Nobel Prize Winner Says 'It's Completely Crazy' To Think Humans Will Relocate to the Planets He Discovered

On October 8, Michel Mayor and Didier Queloz were awarded the Nobel Prize in physics for their 1995 discovery of an exoplanet. In the 24 years since the find, much research has been done on exoplanets with a press release from the Royal Swedish Academy of Sciences claiming over 4,000 have been discovered since 1995. But Mayor doubts the likelihood that humans will ever live on an exoplanet. When asked by Agence France-Presse, Mayor called the idea "completely crazy."

In his interview with AFP, Mayor shot down any notion of humans beginning to inhabit these planets, mainly due to the distance: "These planets are much, much too far away. Even in the very optimistic case of a livable planet that is not too far, say a few dozen light years, which is not a lot, it's in the neighborhood, the time to go there is considerable." He went onto say that he would like to "kill all the statements that say 'OK, we will go to a livable planet if one day life is not possible on Earth.'"

NASA research on exoplanets shows that most confirmed exoplanets are composed of gas or ice, but a few rocky planets may be able to support their own lifeforms.

Michel Mayor Physics Nobel
Michel Mayor, 77, was announced as a Nobel Prize Winner on October 8 for his work in discovering exoplanets. In an interview, he stated that humans will not migrate to planets outside of Earth's solar system. Javier Soriano/Getty

The 77-year-old physicist appeared optimistic about both long-term life on Earth and future discoveries of exoplanets. He stated, "We must take care of our planet, it is very beautiful and still absolutely livable." Not ruling out the possibility of life on planets outside of our solar systems, he stated, "The only way to [discover life on other planets] is to develop techniques that would allow us to detect life at a distance."

In a statement to Newsweek, Mayor's co-Nobel Prize winner, Didier Queloz concurred with his colleague. "He's right, we don't have the technology. Maybe in 1,000 years or 1 million years if we mature and we face our responsibilities as a species that currently modifies the Earth's surface and its atmosphere (terraforms) to the point that we put ourselves as well as the existence of all life on Earth in danger," the Swiss physicist wrote. "To imagine leaving the Earth to go elsewhere is irresponsible.

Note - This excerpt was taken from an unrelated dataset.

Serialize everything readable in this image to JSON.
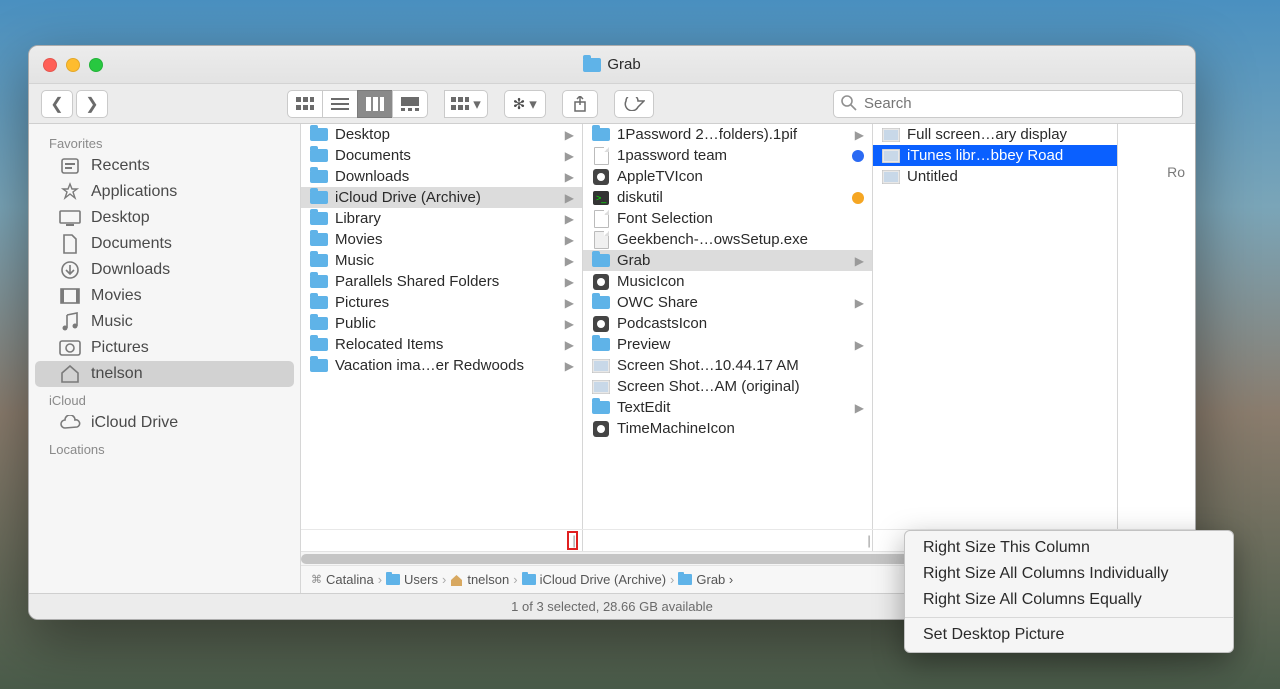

It's time to stop dreaming and confront reality, and for our human society to carry our effort and act to ensure that a future exists and that maybe one day we will be able to journey among the stars."

In an interview with the Nobel Prize Organization, Mayor stated his belief that we are still at least a decade away from discovering life on exoplanets, but he did acknowledge that it has been a common curiosity among humans for the past two millennia: "Greek philosophers were discussing the plurality of worlds and the possibility to have some of them inhabited 2,000 years ago, so I believe we can wait 20 years more."